_EXERCISE GOAL_:
The expected answer is a single number, namely how many lines in the data below hold the word "title".

[DATA EXTRACTS Boundary: Start]

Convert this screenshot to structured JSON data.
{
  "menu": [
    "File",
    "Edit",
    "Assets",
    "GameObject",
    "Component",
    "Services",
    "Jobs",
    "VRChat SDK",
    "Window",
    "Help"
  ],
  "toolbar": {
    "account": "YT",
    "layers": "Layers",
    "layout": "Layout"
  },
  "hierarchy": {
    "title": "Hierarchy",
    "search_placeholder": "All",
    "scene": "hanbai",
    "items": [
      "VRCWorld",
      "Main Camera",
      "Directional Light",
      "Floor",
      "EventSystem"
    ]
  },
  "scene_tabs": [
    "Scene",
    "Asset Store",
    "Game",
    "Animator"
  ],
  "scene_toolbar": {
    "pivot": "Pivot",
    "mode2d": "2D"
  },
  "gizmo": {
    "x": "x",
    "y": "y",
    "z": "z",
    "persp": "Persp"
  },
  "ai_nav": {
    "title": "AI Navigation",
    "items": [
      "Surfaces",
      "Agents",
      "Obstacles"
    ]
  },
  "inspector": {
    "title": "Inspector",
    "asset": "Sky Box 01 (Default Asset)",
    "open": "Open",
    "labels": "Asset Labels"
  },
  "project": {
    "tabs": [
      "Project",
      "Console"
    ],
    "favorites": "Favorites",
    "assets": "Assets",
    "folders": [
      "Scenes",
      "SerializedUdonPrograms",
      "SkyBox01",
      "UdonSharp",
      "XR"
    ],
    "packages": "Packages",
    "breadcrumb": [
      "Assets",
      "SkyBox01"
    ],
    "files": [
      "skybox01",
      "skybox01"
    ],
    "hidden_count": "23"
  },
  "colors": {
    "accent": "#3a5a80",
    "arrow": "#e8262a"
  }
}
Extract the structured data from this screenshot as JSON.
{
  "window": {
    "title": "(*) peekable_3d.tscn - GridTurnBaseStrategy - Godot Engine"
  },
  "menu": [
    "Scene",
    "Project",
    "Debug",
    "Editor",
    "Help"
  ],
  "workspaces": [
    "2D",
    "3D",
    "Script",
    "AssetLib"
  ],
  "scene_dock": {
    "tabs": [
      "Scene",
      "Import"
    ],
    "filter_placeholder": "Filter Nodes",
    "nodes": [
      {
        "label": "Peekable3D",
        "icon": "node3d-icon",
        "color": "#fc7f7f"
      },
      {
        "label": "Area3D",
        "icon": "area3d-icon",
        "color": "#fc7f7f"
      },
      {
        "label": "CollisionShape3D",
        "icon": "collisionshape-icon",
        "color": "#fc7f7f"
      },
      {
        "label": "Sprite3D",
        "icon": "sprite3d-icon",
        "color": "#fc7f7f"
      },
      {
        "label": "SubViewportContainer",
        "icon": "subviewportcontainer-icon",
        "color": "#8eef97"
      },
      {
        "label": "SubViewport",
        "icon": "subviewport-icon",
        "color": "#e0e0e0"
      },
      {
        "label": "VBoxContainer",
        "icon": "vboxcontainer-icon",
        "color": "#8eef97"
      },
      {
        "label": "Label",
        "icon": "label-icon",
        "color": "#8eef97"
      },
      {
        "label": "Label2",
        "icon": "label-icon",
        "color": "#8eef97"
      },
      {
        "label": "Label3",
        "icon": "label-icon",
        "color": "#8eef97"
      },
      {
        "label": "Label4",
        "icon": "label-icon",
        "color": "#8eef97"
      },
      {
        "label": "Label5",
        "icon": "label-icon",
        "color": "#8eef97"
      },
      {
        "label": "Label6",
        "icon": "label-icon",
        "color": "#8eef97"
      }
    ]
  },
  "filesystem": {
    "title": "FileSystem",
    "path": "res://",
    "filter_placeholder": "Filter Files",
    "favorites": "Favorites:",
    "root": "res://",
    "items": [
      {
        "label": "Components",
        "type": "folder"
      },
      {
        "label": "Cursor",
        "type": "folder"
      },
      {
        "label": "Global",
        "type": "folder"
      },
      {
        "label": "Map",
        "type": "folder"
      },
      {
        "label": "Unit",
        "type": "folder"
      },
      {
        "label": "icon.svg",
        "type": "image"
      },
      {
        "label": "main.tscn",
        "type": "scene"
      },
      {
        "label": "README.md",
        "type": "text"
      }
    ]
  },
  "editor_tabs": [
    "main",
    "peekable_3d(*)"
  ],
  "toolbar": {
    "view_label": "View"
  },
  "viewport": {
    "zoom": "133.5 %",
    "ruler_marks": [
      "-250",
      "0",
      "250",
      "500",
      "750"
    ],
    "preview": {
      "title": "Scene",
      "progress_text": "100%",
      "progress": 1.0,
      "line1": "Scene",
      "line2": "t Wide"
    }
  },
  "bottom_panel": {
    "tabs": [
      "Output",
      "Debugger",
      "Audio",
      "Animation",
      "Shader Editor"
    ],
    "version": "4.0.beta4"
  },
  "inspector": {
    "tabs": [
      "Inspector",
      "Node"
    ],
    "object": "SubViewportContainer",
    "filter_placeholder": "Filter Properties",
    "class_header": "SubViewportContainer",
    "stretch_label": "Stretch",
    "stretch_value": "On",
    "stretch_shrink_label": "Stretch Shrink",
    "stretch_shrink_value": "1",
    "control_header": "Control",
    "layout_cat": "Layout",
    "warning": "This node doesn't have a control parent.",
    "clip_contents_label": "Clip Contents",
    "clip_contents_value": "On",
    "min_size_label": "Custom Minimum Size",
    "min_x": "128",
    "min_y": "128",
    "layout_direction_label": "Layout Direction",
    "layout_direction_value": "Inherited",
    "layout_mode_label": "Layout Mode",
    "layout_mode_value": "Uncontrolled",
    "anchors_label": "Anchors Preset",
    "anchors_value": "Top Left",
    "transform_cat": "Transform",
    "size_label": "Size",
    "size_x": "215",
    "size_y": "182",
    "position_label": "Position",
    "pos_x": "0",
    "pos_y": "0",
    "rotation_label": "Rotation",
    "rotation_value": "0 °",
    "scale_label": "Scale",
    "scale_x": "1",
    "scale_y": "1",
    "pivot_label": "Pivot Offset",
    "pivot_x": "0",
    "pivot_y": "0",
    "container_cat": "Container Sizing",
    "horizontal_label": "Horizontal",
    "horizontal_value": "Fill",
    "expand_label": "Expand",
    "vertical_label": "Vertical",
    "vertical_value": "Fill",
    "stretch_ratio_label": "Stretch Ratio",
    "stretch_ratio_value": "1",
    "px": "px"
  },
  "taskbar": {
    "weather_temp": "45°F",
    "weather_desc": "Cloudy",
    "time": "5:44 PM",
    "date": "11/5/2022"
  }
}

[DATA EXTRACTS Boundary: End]

_RESULT FOR THIS TASK_:
6